A group of students at the MIT Media Lab Fluid Interfaces Group, devoted to move UI design past the typical keyboard-and-mouse interface, has turned the Kinect motion controller into a tool for Web browsing. They wrote an extension for Google Chrome called DepthJS (yes, it uses Javascript) so that surfers can manipulate the browser with just gestures.

The group has demonstrated fairly simple website navigation in their video, embedded below (via Engadget). Making a fist is for selecting while a swatting motion allows scrolling.

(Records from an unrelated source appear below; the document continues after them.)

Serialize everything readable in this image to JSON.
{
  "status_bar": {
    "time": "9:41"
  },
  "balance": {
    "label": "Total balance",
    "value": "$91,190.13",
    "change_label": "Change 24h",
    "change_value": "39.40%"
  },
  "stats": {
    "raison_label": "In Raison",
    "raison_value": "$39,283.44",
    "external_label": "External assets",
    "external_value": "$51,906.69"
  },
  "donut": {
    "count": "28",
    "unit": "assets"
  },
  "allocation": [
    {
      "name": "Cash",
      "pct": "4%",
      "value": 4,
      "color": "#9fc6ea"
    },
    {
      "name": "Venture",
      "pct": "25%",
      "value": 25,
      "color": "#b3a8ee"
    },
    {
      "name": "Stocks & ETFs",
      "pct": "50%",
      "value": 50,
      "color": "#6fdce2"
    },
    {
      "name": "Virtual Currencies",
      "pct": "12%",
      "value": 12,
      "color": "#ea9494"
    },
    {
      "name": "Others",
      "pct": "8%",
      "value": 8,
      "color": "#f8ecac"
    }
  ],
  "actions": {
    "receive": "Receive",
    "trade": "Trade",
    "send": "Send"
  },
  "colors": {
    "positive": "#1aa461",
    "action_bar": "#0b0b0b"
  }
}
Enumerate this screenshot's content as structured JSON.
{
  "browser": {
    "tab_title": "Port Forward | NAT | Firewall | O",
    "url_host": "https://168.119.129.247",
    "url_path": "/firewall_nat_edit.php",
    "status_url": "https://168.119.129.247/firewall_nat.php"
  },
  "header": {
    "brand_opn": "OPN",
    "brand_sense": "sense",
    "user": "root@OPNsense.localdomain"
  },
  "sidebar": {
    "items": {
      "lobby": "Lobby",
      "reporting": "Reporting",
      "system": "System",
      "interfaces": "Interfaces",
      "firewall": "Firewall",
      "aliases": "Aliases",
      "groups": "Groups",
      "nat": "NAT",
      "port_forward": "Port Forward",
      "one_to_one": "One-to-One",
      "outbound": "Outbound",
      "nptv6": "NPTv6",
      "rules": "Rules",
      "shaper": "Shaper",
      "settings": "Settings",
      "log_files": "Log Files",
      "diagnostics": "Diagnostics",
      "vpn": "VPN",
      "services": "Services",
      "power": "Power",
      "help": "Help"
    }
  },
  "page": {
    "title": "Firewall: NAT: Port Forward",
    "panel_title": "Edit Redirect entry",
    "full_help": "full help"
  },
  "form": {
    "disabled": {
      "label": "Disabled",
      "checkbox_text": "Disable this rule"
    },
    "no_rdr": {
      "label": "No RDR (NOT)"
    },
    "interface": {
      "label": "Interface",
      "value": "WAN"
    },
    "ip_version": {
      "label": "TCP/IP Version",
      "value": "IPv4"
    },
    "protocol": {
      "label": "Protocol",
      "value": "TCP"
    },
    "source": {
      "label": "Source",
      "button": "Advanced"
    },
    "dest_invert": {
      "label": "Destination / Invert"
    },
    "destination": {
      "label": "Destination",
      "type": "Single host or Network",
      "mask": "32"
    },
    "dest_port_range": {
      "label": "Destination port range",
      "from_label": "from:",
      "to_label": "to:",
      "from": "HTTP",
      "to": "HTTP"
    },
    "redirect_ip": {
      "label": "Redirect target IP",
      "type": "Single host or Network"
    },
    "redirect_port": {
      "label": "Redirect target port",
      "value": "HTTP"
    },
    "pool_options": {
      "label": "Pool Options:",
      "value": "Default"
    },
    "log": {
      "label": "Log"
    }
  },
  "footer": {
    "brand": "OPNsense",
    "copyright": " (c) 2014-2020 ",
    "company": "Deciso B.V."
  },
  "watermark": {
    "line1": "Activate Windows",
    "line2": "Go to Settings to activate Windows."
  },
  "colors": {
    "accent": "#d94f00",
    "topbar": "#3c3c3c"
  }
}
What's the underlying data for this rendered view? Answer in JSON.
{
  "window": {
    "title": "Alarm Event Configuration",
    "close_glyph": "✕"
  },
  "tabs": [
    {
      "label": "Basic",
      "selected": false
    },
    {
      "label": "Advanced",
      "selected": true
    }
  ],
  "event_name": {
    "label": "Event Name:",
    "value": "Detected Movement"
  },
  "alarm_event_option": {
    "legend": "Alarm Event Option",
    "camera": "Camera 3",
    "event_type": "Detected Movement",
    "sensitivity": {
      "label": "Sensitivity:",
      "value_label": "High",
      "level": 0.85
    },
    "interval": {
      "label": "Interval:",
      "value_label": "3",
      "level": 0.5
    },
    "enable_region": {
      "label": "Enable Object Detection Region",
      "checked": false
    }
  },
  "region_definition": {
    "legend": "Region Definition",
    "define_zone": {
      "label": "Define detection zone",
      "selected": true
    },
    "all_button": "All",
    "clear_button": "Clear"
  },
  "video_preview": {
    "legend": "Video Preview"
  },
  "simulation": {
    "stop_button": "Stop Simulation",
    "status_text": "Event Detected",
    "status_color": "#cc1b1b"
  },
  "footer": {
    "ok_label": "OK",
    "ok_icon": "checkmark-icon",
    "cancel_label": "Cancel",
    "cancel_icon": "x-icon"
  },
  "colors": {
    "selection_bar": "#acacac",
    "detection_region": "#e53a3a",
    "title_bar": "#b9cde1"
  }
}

"DepthJS is a web browser extension that allows any any web page to interact with the Microsoft Kinect via Javascript," according to the video's description. "Navigating the web is only one application of the framework we built - that is, we envision all sorts of applications that run in the browser, from games to specific utilities for specific sites. The great part is that now web developers who specialize in Javascript can work with the Kinect without having to learn any special languages or code. We believe this will allow a new set of interactions beyond what we first developed."

For those of you that came here just to watch the video, here's a bonus one:

In the video above, the Munich-based software company Evoluce shows Windows 7 applications being controlled through Kinect. There's multitouch support, which we've seen before, based on the company's Multitouch Input Management (MIM) driver for Kinect. The user can easily zoom and resize images as well as draw using two hands at once.